The stocks for this portfolio are selected for investment styles evidencing long-term structural alpha in the academic literature. That said, investors follow fads and there is no guarantee that the short-term performance of these companies will closely follow any market index. Care is exercised in selecting the individual companies, in weighting the holdings, and in timing their purchase to make this an ideal holding for a long-term, tax-sensitive investor.

Step Two (optional): Generating Income from a Zero-Dividend Portfolio

Since your account holds numerous securities, we can cherry-pick the stocks with the highest basis to sell if liquidity is required. Research by Birge and Yang suggests that a portfolio holding numerous assets (but not mutual funds) – even with a cost basis of zero – can be liquidated by 3% to 7% a year and still postpone capital gains taxes for ten to fifteen years.

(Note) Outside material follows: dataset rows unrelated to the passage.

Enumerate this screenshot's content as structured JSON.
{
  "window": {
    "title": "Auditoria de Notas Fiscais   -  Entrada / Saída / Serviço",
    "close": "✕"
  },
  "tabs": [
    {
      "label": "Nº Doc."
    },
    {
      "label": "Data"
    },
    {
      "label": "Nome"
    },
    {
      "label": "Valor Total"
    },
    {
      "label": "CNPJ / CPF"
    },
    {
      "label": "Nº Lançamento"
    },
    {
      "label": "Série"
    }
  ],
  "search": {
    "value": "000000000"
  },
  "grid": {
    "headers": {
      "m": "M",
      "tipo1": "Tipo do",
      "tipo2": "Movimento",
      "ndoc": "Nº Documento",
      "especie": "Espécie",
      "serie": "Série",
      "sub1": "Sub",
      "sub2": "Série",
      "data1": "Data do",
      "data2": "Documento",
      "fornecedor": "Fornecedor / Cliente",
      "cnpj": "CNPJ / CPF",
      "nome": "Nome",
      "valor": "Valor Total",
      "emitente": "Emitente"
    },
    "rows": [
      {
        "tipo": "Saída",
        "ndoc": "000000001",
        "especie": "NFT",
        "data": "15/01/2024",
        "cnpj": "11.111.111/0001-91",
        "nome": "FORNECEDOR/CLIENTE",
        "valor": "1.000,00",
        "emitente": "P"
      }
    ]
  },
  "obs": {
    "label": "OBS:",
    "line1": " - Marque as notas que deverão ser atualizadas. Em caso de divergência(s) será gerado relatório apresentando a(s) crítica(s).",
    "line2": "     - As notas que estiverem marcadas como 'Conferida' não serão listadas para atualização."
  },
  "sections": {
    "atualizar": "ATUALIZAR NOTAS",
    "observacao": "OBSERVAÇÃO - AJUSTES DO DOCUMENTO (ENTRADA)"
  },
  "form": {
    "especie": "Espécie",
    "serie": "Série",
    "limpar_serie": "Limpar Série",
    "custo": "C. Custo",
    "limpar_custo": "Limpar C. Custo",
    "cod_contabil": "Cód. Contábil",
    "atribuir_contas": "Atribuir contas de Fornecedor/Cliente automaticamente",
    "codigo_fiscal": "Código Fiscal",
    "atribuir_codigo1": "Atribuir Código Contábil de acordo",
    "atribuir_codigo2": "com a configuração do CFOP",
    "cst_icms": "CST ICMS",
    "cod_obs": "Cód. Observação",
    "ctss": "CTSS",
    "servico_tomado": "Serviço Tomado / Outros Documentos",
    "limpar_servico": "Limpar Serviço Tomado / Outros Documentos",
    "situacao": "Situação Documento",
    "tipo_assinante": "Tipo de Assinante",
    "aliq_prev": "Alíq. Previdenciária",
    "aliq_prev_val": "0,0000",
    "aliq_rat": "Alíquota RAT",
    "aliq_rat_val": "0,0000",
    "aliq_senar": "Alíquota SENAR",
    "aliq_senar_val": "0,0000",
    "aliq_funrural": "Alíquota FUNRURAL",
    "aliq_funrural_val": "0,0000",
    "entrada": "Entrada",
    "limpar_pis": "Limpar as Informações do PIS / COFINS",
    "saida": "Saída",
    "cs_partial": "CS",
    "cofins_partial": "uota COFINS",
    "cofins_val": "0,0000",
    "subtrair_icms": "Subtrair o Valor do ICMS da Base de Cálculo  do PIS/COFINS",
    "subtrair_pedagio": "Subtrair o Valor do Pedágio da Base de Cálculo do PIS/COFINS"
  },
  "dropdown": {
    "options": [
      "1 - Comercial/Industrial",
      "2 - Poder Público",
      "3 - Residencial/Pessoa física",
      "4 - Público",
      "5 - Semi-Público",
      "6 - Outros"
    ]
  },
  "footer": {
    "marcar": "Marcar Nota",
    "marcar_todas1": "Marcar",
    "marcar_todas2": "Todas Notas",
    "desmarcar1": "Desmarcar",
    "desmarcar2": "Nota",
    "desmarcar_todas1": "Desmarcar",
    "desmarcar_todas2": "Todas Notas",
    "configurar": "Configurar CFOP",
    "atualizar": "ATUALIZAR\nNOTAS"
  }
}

There is also another option for income. Those seeking liquidity can borrow against their portfolio.

The money you pull out as a loan comes to you tax-free. When you borrow, there is no change to your net worth. The asset (cash) on one side of your balance sheet is matched by the liability (debt) on the other.

Portfolio loans are for sophisticated investors who understand the non-trivial risks of loss. The U.S. stock market lost roughly half its value in the inflationary 1970s as well as in the financial panic of 2008. It lost nearly three-quarters of its value during the early years of the Great Depression, 1929-1933. Clients should keep this market history in mind when weighing a prudent loan-to-value ratio. Conservative Wealth Management LLC does not advise on, supervise or monitor client portfolio loans, leaving the choice of whether and how much to borrow entirely between the client and the custodian.

Step Three: Eliminating Capital Gains

Deferring the tax liability on capital gains allows them to grow undiminished to the investment horizon. This is tantamount to a free loan from the Internal Revenue Service. The larger and longer the deferral, the greater the after-tax benefit to the investor.

Want more? If you leave the assets in your estate, your unrealized capital gains liability disappears entirely. Your appreciated stocks receive a step-up in cost basis. Your executor can sell the stocks and pay no capital gains. Your heirs are free to start the process all over again.

As The Oxford Introduction to the U.S. Income Tax Code states, “By buying capital assets that appreciate without producing taxable dividends, borrowing to finance present consumption, and continuing the game straight onto death, the rich can avoid all federal taxes.” Professor McCaffery opines that “any advisor who is not aware of this basic planning advice is committing malpractice.”

Our zero-dividend portfolio is designed to help build generational wealth for your family.

  • A U.S. equity portfolio designed for extremely low (possibly negative) tax impact
  • $2,000,000 investment minimum for this strategy
  • No capacity constraints
  • A separately managed account held in your name (or the name of your trust or family LP)
  • Regular tax-loss harvesting
  • Convenient 1099-DIV tax reporting; no K-1s
  • Performance reporting
  • Management Fee: 0.50%